Those are the types of early-round matchups that used to be exclusively held for Classes B and C, which pretty much took every team they could into the bracket and had multiple teams received first-round byes. This year it is no different as those two classes combine for 51 playoffs teams, with 13 of them earning first-round byes.
Those kinds of matchups water down the non-select brackets, but that pales in comparison to the absolute disaster that are the select brackets.
First of all, there are only 83 select schools that take part in athletics in the state. Yet we have five different and unnecessary classifications for the playoffs,
Divisions II, III and IV combined have 35 teams that received first-round byes. Division I meanwhile (the largest student population wise of the select schools) and Division V (the smallest) will feature 15 teams with double byes.
Which means that those programs won’t even have to play a game for about two weeks.
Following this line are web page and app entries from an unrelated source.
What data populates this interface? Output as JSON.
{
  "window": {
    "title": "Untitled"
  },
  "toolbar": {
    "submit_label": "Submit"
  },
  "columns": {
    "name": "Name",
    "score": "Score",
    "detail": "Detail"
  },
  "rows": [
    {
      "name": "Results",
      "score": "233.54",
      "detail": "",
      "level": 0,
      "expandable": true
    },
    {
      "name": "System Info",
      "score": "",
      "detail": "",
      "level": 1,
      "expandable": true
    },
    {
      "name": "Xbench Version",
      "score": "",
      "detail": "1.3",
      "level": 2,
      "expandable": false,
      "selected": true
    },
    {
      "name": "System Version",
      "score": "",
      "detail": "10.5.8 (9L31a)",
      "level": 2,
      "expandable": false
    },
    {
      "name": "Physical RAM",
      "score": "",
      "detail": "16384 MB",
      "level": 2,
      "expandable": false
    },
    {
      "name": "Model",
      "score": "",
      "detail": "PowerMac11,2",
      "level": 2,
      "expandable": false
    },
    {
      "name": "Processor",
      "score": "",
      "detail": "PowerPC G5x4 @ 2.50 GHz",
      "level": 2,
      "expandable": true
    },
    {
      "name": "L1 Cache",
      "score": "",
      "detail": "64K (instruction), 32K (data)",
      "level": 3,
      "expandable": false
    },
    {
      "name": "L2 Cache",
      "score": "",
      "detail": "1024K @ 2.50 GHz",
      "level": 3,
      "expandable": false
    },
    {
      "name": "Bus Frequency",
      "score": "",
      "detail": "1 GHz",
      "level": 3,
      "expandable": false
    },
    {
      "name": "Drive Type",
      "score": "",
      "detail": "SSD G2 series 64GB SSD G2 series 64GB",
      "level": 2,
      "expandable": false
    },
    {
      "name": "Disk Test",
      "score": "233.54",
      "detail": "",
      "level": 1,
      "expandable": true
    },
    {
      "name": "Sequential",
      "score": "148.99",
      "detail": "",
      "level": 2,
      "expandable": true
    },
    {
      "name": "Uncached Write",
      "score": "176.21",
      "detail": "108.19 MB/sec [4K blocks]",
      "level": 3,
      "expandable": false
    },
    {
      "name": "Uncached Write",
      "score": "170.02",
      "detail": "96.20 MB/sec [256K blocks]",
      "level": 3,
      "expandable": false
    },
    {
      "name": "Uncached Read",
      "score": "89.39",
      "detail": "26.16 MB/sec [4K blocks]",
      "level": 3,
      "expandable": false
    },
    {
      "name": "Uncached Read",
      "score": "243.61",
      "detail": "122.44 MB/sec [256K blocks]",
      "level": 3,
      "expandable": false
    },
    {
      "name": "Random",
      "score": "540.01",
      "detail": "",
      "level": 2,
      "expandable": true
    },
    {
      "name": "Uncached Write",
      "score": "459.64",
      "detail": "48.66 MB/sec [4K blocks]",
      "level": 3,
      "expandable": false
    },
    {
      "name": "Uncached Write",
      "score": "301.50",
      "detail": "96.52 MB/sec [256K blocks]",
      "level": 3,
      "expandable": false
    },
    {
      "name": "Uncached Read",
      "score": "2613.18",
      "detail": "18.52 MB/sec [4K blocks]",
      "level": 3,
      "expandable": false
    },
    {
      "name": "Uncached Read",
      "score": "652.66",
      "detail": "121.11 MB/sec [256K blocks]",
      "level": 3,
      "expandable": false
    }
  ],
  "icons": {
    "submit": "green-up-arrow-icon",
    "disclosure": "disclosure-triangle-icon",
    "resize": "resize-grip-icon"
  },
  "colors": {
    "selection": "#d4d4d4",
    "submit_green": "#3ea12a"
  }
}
And when they do they only have to play and win two to bring home a piece of hardware that proclaims them as state champions.
I fully understand and appreciate that the games still have to be played (this is the plan in front of them), and that those girls and boys will still have to execute their coaches game plans on the court to end their season’s as champions, which will undoubtedly inspire a swell of pride amongst the student body, families and faculty.
And dare I say, that I even understand the whole push to cause the split in the first place, which is deeply rooted with John Curtis and later Evangel Christian dominating the sport of football for decades in multiple classifications.
But this is gotten out of hand. The LHSAA’s playoffs have become a sideshow of ridiculousness and embarrassment. This not only shames the teams involved, but also the state’s governing body for high school athletics.
Not even the most devoted and energetic cheerleader of the split can sit there with a straight face and state that a team that wins only two playoff games is deserving of being crowned a true champion. Or that a state with this population and talent level needs 12 state basketball champions.
It fundamentally goes against everything that we are taught about sportsmanship and athletics. The whole debacle is nothing more than a participation trophy mentality amplified -- gone wild on many cans of Red Bull and far too many doses of Adderall.
So since it appears that the state has no choice but to embrace this mess for now, may I be so bold to make a recommendation.
Since we are going to be handing out trophies like bobble heads at a minor league baseball game, then why don’t we get a few more engraved pieces of hardware?
I say let’s make trophies for the few very deserving teams that decided for whatever reason not to take part in the girls basketball playoffs, teams like the Academy of Sacred Heart-Grand Coteau (1-14), Sicily Island (1-26) and Doyline (0-24).
I say they deserve a trophy for not further watering down of our state’s high school playoffs. I mean, if we are going to take the time to crown a team a champion for winning two playoff games, then we can surely honor the ones who refused to take part.